NOVA Corp., Japan’s largest English conversation school chain, applied for court protection from creditors late last week under the Corporate Rehabilitation Law.
The group simultaneously announced that it would temporarily close all of its 900 schools, affecting approximately 400,000 students. The failure of the largest language school in history will have a huge impact on various sectors.
In April, the Supreme Court declared that NOVA violated the Specified Commercial Transactions Law when it refused to fully repay tuition fees when students cancelled their contracts.
The Economy, Trade and Industry Ministry pointed out 18 reported cases of illegal activity by NOVA over its refusal to refund tuition fees and other problems involving cancellations, and banned the firm from making new long-term contracts with students over a six-month period.
The scandal prompted a massive number of students to cancel their contracts, which resulted in a huge drain on NOVA’s cash resources, leading to delays in paying wages to employees, including teachers, and rent. Moreover, the group struggled to find enough native speakers as instructors, forcing it to cancel classes.
NOVA rapidly expanded its chain through an aggressive TV marketing campaign, but it failed to employ enough instructors to teach its rapidly growing student base.
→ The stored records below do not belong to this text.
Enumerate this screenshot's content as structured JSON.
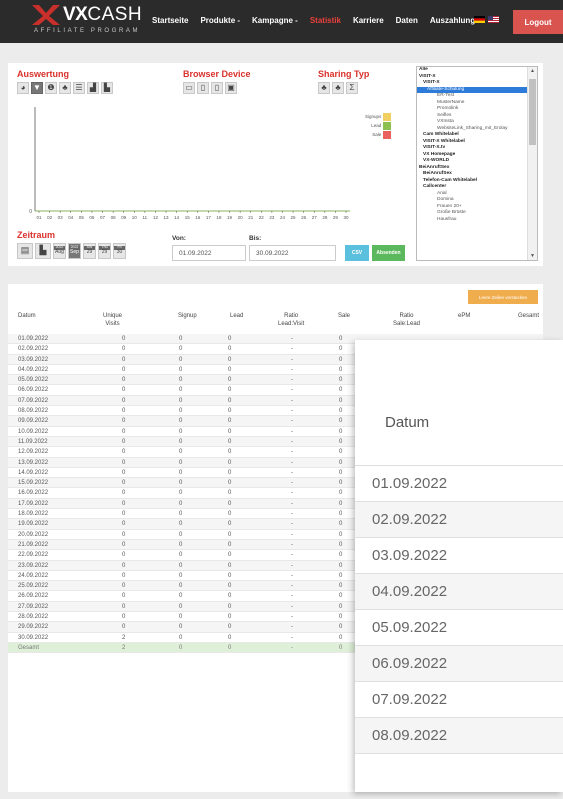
{
  "brand": {
    "vx": "VX",
    "cash": "CASH",
    "sub": "AFFILIATE PROGRAM"
  },
  "nav": {
    "items": [
      "Startseite",
      "Produkte -",
      "Kampagne -",
      "Statistik",
      "Karriere",
      "Daten",
      "Auszahlung"
    ],
    "active": "Statistik",
    "logout": "Logout"
  },
  "colors": {
    "accent": "#d9312c",
    "signup": "#f0d060",
    "lead": "#8cc152",
    "sale": "#e8615c"
  },
  "auswertung": {
    "title": "Auswertung"
  },
  "browser": {
    "title": "Browser Device"
  },
  "sharing": {
    "title": "Sharing Typ",
    "sum_symbol": "Σ"
  },
  "chart": {
    "x_ticks": [
      "01",
      "02",
      "03",
      "04",
      "05",
      "06",
      "07",
      "08",
      "09",
      "10",
      "11",
      "12",
      "13",
      "14",
      "15",
      "16",
      "17",
      "18",
      "19",
      "20",
      "21",
      "22",
      "23",
      "24",
      "25",
      "26",
      "27",
      "28",
      "29",
      "30"
    ],
    "y_tick": "0"
  },
  "legend": [
    "Signups",
    "Lead",
    "Sale"
  ],
  "listbox": [
    {
      "label": "Alle",
      "cls": "b"
    },
    {
      "label": "VISIT-X",
      "cls": "b"
    },
    {
      "label": "VISIT-X",
      "cls": "b i1"
    },
    {
      "label": "Affiliate-Schulung",
      "cls": "i2 sel"
    },
    {
      "label": "ER-Test",
      "cls": "i3"
    },
    {
      "label": "MusterName",
      "cls": "i3"
    },
    {
      "label": "Promolink",
      "cls": "i3"
    },
    {
      "label": "Seifles",
      "cls": "i3"
    },
    {
      "label": "VXInsta",
      "cls": "i3"
    },
    {
      "label": "WebsiteLink_Sharing_mit_Erolay",
      "cls": "i3"
    },
    {
      "label": "Cam Whitelabel",
      "cls": "b i1"
    },
    {
      "label": "VISIT-X Whitelabel",
      "cls": "b i1"
    },
    {
      "label": "VISIT-X.tv",
      "cls": "b i1"
    },
    {
      "label": "VX Homepage",
      "cls": "b i1"
    },
    {
      "label": "VX-WORLD",
      "cls": "b i1"
    },
    {
      "label": "BeiAnruftSex",
      "cls": "b"
    },
    {
      "label": "BeiAnrufSex",
      "cls": "b i1"
    },
    {
      "label": "Telefon-Cam Whitelabel",
      "cls": "b i1"
    },
    {
      "label": "Callcenter",
      "cls": "b i1"
    },
    {
      "label": "Anal",
      "cls": "i3"
    },
    {
      "label": "Domina",
      "cls": "i3"
    },
    {
      "label": "Frauen 20+",
      "cls": "i3"
    },
    {
      "label": "Große Brüste",
      "cls": "i3"
    },
    {
      "label": "Hausfrau",
      "cls": "i3"
    }
  ],
  "zeitraum": {
    "title": "Zeitraum",
    "btn_aug_top": "2022",
    "btn_aug": "Aug",
    "btn_sep_top": "2022",
    "btn_sep": "Sep",
    "btn_w1_top": "SW",
    "btn_w1": "29",
    "btn_w2_top": "Thu",
    "btn_w2": "29",
    "btn_w3_top": "Fri",
    "btn_w3": "30"
  },
  "form": {
    "von_label": "Von:",
    "von_value": "01.09.2022",
    "bis_label": "Bis:",
    "bis_value": "30.09.2022",
    "csv": "CSV",
    "absenden": "Absenden"
  },
  "table": {
    "hide_zero": "Leere Zeilen verstecken",
    "headers": [
      "Datum",
      "Unique\nVisits",
      "Signup",
      "Lead",
      "Ratio\nLead:Visit",
      "Sale",
      "Ratio\nSale:Lead",
      "ePM",
      "Gesamt"
    ],
    "rows": [
      [
        "01.09.2022",
        "0",
        "0",
        "0",
        "-",
        "0"
      ],
      [
        "02.09.2022",
        "0",
        "0",
        "0",
        "-",
        "0"
      ],
      [
        "03.09.2022",
        "0",
        "0",
        "0",
        "-",
        "0"
      ],
      [
        "04.09.2022",
        "0",
        "0",
        "0",
        "-",
        "0"
      ],
      [
        "05.09.2022",
        "0",
        "0",
        "0",
        "-",
        "0"
      ],
      [
        "06.09.2022",
        "0",
        "0",
        "0",
        "-",
        "0"
      ],
      [
        "07.09.2022",
        "0",
        "0",
        "0",
        "-",
        "0"
      ],
      [
        "08.09.2022",
        "0",
        "0",
        "0",
        "-",
        "0"
      ],
      [
        "09.09.2022",
        "0",
        "0",
        "0",
        "-",
        "0"
      ],
      [
        "10.09.2022",
        "0",
        "0",
        "0",
        "-",
        "0"
      ],
      [
        "11.09.2022",
        "0",
        "0",
        "0",
        "-",
        "0"
      ],
      [
        "12.09.2022",
        "0",
        "0",
        "0",
        "-",
        "0"
      ],
      [
        "13.09.2022",
        "0",
        "0",
        "0",
        "-",
        "0"
      ],
      [
        "14.09.2022",
        "0",
        "0",
        "0",
        "-",
        "0"
      ],
      [
        "15.09.2022",
        "0",
        "0",
        "0",
        "-",
        "0"
      ],
      [
        "16.09.2022",
        "0",
        "0",
        "0",
        "-",
        "0"
      ],
      [
        "17.09.2022",
        "0",
        "0",
        "0",
        "-",
        "0"
      ],
      [
        "18.09.2022",
        "0",
        "0",
        "0",
        "-",
        "0"
      ],
      [
        "19.09.2022",
        "0",
        "0",
        "0",
        "-",
        "0"
      ],
      [
        "20.09.2022",
        "0",
        "0",
        "0",
        "-",
        "0"
      ],
      [
        "21.09.2022",
        "0",
        "0",
        "0",
        "-",
        "0"
      ],
      [
        "22.09.2022",
        "0",
        "0",
        "0",
        "-",
        "0"
      ],
      [
        "23.09.2022",
        "0",
        "0",
        "0",
        "-",
        "0"
      ],
      [
        "24.09.2022",
        "0",
        "0",
        "0",
        "-",
        "0"
      ],
      [
        "25.09.2022",
        "0",
        "0",
        "0",
        "-",
        "0"
      ],
      [
        "26.09.2022",
        "0",
        "0",
        "0",
        "-",
        "0"
      ],
      [
        "27.09.2022",
        "0",
        "0",
        "0",
        "-",
        "0"
      ],
      [
        "28.09.2022",
        "0",
        "0",
        "0",
        "-",
        "0"
      ],
      [
        "29.09.2022",
        "0",
        "0",
        "0",
        "-",
        "0"
      ],
      [
        "30.09.2022",
        "2",
        "0",
        "0",
        "-",
        "0"
      ]
    ],
    "total": [
      "Gesamt",
      "2",
      "0",
      "0",
      "-",
      "0"
    ]
  },
  "zoom": {
    "header": "Datum",
    "rows": [
      "01.09.2022",
      "02.09.2022",
      "03.09.2022",
      "04.09.2022",
      "05.09.2022",
      "06.09.2022",
      "07.09.2022",
      "08.09.2022"
    ]
  }
}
As a result, a large number of students complained that they had difficulties booking lessons.
NOVA should have downsized its network to an appropriate level to meet its responsibilities for lessons. However, the company was apparently unable to survive without long-term tuition fees that numerous students paid in advance.
While expanding, the quality of NOVA’s service declined and the group got into disputes with students over cancellations. The government regulator became unable to ignore their complaints and took punitive measures.
NOVA was inaugurated in the Shinsaibashi district of Osaka in 1981. Without employment regulations, no employee could complain about doing unpaid overtime as a result of delays in lessons. Its founder and president Nozomu Sahashi reportedly controlled the company as a dictator.
Sahashi was reportedly working out measures to rehabilitate the company at his own discretion. He looked for a backer from among major companies such as retailers, but failed to find one. His plan to raise funds necessary to rehabilitate the company lacked transparency. Other board members consequently chose to dismiss Sahashi and make a fresh start by filing for court protection under the Corporate Rehabilitation Law.
The problem is that most of the 40 billion odd yen in advance tuition fees is unlikely to be refunded to students. Priority has been placed on wage payments and debt repayments to financial institutions, and the reminder is expected to be small judging from the volume of the company’s assets.
NOVA’s advantages are its name recognition and its scale as the largest company in the industry. It can continue its business [in the extremely unlikely event] it finds an investor to support its efforts to rehabilitate itself.
The Health, Labor and Welfare Ministry has opened consultation centers at its Tokyo and Osaka labor bureaus to provide counseling to NOVA instructors about problems involving their employment and unpaid wages.
In one case in which a language school went under, NOVA and other major conversation schools took over its students and provided lessons for which they had paid in advance.
It is an urgent task to find a new backer so that NOVA can reopen its doors at an early date. But there are difficulties involving resumption of lessons because NOVA is a huge company. Those involved in its rehabilitation are urged to do their utmost to resume lessons, including facilitating a takeover of students by rival companies.